Brendan Barber, General Secretary of the Trades Union Congress (TUC) has delivered his New Year’s message to union members calling for the pensions’ crisis to be addressed through compulsory saving with employers and employees and a guaranteed state retirement provision.
In his message, Barber called for pensions’ action, reminding members that it is an issue of relevance to every group within the workforce.
“Those who thought they had secured occupational pensions have been hit by stock market turmoil and the cumulative effect of long contributions holidays when investments were performing well. Some have even lost all their savings as their employers went bust. We welcome government moves to compensate those who have lost out, but we need to be vigilant in 2005 to make sure sufficient funds are made available.
“Many now work for companies who have abandoned good salary related schemes for new employees in favour of money purchase schemes with drastically reduced employer contributions.”
Of occupational pension schemes, Barber said they were only good for the few people that work for larger businesses that provide them.
“Smaller newer companies are much less likely to do so. Even the big companies have contracted out many jobs; so that people doing jobs that would have had a pension attached a generation ago don’t now get one.”
The problem doesn’t just stop with the public sector he added:
“Public sector workers, many of them low paid, now face big cuts in their pension. This is the same as cutting pay and conditions for a group who have often been paid less than equivalent workers elsewhere because of their pension arrangements. The public sector will not attract or keep good staff if pensions are cut. Public servants are understandably angry.”
Barber poured scorn on the means testing system which he said caused workers confusion:
“With so much means testing now built into the pensions system, it is very hard for many people to work out whether it is worth their while saving.”
Savings compulsion is the way forward, urged Barber, together with a guaranteed state pension, reformed to make it fairer for women and set high enough so that ‘everyone can confidently save knowing it will boost their pension, not be eaten up by means testing.’
On other issues, Barber applauded the government’s progress on childcare reforms but said that the childcare workforce needs to be better trained.
On skills he called for a boost to basic standards pointing to statistics which show that one in four of the workforce have problems with either reading or numeracy.
“We need a successful and productive economy to deliver the living standards and public services we expect. We will not be able to do this without a big extension of skills and training. Union members are more likely to be trained than non-members. It’s time to spread the learning culture we have built in union Britain to non-union Britain.”
The New Year’s message was rounded off with a call to government to continue investing in public services to make up for what Barber referred to as a ‘chronic’ lack of investment in public services.
“There is clear improvement in health, education and many other services that users can see.
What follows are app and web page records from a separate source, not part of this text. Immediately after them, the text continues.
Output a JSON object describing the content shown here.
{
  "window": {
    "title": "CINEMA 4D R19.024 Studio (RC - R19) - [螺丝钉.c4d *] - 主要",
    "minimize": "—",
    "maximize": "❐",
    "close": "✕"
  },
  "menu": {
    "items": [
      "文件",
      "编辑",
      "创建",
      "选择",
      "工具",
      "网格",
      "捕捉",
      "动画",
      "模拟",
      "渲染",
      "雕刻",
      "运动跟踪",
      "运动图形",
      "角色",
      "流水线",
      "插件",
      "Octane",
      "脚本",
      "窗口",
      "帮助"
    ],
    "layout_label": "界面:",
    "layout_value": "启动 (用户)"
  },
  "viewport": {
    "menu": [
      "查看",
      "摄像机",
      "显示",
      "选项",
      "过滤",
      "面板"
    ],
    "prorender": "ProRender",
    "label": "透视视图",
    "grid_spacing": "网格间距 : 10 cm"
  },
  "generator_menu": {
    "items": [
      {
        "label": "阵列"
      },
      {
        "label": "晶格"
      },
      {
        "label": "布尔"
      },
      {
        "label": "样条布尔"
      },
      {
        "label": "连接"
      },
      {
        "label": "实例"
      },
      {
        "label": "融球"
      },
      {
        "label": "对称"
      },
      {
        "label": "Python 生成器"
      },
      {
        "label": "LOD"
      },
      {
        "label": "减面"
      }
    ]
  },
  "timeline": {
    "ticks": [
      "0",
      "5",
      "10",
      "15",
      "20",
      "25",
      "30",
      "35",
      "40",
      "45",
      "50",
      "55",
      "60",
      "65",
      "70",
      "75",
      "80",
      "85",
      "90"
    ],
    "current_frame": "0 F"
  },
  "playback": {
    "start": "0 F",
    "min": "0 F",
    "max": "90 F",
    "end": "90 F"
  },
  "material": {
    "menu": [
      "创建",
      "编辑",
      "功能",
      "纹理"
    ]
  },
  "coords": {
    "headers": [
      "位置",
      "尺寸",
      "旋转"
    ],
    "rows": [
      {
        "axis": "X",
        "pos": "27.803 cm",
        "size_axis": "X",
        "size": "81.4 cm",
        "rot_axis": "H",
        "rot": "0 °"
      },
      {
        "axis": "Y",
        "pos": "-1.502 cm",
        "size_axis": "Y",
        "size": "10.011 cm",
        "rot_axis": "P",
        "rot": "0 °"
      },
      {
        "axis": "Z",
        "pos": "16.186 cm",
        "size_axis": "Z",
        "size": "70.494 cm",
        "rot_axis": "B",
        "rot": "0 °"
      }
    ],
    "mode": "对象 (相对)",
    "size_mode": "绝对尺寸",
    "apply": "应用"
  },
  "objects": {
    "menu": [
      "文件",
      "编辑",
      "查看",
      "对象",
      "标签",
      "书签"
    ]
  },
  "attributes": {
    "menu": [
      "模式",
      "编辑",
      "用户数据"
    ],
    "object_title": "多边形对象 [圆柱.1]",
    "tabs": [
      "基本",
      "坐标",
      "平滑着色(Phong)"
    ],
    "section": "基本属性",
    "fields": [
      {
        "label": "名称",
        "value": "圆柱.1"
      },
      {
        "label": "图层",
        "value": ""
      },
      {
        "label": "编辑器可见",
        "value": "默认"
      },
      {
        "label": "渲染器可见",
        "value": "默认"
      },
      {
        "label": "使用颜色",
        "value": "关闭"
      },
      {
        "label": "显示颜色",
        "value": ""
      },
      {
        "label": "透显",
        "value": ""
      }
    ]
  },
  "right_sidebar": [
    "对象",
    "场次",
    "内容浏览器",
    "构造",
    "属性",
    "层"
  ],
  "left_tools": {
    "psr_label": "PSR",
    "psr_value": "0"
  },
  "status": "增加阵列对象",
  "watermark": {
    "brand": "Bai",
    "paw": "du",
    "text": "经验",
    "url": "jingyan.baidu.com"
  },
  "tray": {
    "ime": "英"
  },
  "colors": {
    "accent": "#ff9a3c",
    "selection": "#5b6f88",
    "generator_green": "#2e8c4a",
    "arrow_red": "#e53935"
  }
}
But the investment must continue, and any government must nurture and extend the public service ethos that motivates both front line and support staff in the public sector.”